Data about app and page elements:
****************
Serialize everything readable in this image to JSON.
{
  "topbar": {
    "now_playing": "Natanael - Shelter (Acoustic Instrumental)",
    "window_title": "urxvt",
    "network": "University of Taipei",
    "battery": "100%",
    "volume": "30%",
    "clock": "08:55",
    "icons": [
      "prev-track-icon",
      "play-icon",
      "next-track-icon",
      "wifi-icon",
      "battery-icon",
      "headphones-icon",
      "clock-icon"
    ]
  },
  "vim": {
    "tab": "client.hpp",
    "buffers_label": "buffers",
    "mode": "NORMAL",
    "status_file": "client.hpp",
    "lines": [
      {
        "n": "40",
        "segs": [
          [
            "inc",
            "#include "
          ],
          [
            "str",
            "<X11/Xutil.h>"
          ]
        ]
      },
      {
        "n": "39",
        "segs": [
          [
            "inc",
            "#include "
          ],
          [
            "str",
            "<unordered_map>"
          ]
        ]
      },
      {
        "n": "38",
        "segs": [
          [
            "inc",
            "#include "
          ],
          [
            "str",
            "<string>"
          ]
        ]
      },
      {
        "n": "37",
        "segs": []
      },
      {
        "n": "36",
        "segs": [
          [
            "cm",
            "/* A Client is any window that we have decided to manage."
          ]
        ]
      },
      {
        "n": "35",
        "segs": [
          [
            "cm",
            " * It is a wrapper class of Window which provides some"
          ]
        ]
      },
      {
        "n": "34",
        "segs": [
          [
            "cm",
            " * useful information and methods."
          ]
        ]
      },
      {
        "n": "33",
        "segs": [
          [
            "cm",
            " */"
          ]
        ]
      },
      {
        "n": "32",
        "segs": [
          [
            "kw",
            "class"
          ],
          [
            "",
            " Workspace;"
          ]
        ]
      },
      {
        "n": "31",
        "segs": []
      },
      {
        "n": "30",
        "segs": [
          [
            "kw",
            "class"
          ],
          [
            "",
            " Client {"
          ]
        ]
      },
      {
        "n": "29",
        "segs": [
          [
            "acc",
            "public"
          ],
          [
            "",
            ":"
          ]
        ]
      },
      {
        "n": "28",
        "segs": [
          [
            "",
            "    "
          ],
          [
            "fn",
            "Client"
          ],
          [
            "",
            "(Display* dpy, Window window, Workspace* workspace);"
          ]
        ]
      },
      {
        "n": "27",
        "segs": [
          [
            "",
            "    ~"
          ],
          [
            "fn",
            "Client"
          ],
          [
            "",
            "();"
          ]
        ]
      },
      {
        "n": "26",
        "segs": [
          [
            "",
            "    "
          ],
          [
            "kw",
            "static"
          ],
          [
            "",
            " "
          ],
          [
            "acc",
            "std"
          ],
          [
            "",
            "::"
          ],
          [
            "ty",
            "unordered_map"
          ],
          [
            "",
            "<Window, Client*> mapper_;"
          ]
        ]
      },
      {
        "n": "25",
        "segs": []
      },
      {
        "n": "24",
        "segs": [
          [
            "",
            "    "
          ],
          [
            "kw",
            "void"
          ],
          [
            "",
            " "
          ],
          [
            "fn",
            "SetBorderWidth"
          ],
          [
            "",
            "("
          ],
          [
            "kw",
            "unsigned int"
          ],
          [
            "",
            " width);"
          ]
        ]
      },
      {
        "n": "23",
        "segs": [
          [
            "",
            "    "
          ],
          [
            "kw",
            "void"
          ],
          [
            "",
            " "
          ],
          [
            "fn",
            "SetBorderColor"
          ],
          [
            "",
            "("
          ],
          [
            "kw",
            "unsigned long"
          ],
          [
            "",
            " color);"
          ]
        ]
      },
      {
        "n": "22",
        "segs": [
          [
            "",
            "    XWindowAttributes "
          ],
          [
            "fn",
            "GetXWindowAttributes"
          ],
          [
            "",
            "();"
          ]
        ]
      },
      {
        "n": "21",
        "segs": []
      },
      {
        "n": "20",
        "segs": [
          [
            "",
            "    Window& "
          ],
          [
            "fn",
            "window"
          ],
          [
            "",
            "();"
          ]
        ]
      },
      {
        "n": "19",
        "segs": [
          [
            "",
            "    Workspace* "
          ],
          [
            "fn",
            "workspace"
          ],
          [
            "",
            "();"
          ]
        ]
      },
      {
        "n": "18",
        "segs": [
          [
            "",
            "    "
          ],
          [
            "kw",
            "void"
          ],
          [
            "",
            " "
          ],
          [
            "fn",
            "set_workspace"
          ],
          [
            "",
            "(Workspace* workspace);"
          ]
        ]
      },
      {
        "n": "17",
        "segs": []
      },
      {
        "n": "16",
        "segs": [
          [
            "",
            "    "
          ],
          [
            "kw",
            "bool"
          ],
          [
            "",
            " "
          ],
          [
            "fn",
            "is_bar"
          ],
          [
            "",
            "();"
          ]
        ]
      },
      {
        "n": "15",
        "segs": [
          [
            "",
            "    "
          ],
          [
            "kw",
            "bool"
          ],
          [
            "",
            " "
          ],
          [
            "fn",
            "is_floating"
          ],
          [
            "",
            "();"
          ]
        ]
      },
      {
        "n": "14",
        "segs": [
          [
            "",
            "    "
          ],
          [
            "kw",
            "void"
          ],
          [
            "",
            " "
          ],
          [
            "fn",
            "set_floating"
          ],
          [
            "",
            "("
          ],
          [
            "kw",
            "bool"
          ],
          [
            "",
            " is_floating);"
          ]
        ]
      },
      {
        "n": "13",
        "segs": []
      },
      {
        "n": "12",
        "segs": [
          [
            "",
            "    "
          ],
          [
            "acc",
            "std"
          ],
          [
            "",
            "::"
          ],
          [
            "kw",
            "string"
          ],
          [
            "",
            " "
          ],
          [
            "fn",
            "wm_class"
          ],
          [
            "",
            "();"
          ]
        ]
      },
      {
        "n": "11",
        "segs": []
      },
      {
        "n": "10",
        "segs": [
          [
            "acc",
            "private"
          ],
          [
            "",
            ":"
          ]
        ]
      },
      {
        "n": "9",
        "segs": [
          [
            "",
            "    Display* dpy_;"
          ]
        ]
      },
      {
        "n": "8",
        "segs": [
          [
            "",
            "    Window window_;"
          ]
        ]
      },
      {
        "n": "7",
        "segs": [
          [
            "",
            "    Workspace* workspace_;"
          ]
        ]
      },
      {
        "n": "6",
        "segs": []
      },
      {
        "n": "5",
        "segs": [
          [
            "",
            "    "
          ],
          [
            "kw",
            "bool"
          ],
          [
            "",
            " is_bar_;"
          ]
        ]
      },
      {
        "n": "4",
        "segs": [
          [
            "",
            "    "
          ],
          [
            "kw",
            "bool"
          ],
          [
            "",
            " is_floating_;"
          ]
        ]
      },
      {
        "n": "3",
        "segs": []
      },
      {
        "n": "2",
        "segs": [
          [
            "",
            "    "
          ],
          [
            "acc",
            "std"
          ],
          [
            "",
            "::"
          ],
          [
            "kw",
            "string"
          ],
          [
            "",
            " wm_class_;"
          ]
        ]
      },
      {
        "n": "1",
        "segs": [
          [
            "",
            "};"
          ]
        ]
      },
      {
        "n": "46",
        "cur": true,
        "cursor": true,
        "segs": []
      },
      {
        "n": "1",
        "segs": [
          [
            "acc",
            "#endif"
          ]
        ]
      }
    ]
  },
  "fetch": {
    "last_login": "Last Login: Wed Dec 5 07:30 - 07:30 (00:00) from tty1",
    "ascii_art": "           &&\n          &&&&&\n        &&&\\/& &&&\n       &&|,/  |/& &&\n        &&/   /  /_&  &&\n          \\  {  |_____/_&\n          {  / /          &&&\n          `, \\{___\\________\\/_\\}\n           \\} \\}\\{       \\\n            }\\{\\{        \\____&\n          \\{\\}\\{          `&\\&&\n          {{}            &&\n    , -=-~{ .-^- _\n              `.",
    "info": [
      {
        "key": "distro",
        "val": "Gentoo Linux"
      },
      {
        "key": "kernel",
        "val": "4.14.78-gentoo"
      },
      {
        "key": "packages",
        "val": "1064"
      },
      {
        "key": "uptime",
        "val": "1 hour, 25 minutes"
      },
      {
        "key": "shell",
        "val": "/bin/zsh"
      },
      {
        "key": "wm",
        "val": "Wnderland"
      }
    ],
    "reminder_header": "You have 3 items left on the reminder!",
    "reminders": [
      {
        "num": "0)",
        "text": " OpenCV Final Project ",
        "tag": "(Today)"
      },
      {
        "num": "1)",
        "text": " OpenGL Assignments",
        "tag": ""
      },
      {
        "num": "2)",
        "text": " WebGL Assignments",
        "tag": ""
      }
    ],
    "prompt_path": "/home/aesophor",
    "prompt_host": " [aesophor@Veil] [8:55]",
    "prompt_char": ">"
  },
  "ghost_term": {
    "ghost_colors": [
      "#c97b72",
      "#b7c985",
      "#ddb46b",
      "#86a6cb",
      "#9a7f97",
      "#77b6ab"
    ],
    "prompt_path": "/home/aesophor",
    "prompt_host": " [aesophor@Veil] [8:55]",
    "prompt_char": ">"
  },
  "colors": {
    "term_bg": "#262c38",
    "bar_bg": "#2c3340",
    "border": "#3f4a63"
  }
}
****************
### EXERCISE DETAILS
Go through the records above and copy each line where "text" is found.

### ANSWER SECTION
        "text": " OpenCV Final Project ",
        "text": " OpenGL Assignments",
        "text": " WebGL Assignments",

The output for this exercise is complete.